Items from an interface collection:
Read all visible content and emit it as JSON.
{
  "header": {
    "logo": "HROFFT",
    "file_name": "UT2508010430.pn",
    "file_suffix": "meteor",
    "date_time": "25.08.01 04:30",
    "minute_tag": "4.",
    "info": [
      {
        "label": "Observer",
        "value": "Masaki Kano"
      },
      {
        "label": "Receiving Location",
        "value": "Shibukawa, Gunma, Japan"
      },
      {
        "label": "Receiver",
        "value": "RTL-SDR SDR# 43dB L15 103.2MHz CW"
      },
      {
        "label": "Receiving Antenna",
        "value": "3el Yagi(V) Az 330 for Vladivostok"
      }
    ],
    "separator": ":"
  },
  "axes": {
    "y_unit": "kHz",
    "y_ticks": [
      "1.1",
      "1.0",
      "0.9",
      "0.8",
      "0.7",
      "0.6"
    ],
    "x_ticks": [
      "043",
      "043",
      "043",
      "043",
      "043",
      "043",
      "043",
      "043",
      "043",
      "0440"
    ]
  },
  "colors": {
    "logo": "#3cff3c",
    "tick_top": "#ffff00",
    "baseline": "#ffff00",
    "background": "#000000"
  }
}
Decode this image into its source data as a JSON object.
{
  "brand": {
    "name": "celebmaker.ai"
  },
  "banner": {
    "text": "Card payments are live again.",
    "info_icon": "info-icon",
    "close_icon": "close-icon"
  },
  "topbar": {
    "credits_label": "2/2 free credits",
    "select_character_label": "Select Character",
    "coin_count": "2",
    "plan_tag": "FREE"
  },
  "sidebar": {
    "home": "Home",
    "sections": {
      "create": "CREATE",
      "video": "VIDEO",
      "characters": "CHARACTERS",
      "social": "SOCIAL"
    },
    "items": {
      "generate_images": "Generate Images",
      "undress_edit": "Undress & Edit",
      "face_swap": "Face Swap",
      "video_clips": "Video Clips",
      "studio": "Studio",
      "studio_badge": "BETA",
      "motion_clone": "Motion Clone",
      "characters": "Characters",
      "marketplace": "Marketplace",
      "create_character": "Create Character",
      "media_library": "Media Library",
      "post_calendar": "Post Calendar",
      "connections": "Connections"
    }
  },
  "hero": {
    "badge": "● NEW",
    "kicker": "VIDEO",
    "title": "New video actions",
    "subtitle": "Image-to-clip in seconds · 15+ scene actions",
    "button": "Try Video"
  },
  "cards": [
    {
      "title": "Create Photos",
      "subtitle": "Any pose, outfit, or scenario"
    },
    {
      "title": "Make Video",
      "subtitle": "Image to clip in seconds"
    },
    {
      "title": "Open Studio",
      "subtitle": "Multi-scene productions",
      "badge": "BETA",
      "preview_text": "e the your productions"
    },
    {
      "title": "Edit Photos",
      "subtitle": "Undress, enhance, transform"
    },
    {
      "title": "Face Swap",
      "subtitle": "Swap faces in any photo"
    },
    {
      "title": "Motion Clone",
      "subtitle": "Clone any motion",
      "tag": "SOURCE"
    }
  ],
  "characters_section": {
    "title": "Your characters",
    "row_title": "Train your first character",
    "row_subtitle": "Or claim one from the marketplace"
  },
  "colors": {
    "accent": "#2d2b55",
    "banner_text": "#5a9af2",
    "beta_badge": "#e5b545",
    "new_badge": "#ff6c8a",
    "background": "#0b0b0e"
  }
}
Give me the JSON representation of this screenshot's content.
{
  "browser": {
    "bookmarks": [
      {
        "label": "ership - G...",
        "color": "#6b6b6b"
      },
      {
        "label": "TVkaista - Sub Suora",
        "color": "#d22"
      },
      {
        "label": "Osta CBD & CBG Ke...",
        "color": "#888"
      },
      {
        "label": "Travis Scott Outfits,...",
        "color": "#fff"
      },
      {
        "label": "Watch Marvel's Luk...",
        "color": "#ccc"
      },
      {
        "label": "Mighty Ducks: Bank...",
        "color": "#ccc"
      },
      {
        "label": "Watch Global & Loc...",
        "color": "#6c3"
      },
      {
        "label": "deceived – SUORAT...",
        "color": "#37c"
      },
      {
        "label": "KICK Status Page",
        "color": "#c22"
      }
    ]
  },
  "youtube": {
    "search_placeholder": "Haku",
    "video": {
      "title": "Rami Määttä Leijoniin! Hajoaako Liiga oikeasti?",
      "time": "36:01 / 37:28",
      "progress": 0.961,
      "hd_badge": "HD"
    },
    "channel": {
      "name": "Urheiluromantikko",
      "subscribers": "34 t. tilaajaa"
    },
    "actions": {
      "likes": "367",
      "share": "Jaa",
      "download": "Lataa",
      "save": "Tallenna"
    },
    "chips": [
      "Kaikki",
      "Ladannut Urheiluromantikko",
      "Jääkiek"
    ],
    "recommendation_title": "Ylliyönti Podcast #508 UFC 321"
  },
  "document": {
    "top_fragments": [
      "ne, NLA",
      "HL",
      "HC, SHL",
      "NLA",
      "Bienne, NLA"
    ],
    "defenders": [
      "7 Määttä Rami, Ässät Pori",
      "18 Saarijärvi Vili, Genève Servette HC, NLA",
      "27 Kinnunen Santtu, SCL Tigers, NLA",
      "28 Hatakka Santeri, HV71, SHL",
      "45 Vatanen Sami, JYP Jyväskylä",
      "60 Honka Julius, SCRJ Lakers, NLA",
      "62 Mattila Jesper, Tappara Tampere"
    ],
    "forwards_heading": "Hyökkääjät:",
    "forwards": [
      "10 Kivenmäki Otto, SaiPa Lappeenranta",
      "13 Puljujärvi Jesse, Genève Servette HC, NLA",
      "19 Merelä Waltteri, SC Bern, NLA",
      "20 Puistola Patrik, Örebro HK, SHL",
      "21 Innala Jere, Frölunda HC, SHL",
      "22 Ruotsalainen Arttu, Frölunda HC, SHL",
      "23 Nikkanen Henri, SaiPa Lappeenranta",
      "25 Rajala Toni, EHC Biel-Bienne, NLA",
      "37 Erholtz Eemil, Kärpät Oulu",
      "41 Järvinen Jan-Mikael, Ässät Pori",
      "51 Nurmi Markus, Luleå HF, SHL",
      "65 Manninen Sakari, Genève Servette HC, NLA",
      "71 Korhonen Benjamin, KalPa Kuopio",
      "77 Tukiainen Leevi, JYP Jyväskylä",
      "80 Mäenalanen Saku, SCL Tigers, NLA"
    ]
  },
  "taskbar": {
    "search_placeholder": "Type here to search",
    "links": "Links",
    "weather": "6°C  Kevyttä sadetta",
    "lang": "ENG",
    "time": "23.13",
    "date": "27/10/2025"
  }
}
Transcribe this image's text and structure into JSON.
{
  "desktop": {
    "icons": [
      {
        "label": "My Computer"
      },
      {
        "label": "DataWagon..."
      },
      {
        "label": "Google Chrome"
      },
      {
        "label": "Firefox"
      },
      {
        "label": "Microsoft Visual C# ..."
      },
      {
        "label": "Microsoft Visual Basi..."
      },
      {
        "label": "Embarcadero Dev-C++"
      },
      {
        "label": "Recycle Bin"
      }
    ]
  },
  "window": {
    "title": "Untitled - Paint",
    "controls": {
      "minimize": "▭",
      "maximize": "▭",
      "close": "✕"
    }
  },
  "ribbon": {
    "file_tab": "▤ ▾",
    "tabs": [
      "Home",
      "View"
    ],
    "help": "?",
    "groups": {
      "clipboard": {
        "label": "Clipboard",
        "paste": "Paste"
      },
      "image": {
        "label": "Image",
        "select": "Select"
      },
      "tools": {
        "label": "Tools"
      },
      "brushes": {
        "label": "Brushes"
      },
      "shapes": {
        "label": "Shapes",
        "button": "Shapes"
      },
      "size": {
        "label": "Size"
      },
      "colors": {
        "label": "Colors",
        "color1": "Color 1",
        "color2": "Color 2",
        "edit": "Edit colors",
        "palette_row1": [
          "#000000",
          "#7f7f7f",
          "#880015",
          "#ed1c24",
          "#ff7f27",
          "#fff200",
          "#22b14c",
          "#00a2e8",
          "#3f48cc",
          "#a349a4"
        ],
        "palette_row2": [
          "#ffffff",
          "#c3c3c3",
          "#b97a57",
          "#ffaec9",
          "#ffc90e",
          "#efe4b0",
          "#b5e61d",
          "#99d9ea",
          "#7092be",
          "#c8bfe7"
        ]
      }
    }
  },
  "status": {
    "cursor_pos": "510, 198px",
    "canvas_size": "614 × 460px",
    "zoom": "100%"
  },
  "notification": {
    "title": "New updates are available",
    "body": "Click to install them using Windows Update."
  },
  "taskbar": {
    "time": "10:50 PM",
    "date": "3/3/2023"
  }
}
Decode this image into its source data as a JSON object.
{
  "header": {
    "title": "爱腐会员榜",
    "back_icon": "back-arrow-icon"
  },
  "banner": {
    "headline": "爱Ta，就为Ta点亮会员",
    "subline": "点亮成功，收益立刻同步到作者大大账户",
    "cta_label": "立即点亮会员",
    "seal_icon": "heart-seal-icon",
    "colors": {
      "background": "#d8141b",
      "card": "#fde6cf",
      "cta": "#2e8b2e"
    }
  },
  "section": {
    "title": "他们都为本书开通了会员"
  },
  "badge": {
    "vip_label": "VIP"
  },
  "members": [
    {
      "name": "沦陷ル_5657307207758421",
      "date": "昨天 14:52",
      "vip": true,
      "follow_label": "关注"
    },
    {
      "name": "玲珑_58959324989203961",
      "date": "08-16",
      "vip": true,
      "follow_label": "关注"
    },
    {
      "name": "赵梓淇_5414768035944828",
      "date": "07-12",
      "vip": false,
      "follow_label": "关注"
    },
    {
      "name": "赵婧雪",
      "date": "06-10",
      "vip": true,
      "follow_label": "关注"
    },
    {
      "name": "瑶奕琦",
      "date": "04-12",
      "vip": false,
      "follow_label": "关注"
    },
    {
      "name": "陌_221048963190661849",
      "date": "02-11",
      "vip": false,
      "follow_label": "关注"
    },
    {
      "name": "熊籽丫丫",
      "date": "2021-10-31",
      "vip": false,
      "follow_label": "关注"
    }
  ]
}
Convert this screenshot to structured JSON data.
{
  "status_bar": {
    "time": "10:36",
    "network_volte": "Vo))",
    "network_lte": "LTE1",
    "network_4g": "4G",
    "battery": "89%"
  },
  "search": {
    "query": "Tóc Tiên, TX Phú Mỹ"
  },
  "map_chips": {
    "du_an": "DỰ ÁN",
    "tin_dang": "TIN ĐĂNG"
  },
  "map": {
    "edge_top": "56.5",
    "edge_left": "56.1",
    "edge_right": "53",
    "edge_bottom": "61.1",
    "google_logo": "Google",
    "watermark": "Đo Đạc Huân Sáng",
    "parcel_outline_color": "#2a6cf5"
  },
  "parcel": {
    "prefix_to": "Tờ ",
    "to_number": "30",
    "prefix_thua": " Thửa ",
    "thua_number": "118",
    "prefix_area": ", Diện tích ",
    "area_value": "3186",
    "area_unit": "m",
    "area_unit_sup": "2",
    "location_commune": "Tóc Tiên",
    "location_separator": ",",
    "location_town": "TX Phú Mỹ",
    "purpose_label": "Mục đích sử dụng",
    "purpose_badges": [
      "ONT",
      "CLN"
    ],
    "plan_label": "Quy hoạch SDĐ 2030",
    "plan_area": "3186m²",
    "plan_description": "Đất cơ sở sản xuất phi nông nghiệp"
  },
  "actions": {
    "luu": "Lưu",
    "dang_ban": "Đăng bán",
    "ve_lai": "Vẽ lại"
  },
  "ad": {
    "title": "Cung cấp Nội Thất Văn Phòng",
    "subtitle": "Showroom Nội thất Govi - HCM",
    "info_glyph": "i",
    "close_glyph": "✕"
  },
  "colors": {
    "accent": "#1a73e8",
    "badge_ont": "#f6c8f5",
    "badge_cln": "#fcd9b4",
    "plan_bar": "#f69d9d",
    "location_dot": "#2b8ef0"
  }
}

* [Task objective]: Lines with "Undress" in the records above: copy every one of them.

* [Task response]:
      "undress_edit": "Undress & Edit",
      "subtitle": "Undress, enhance, transform"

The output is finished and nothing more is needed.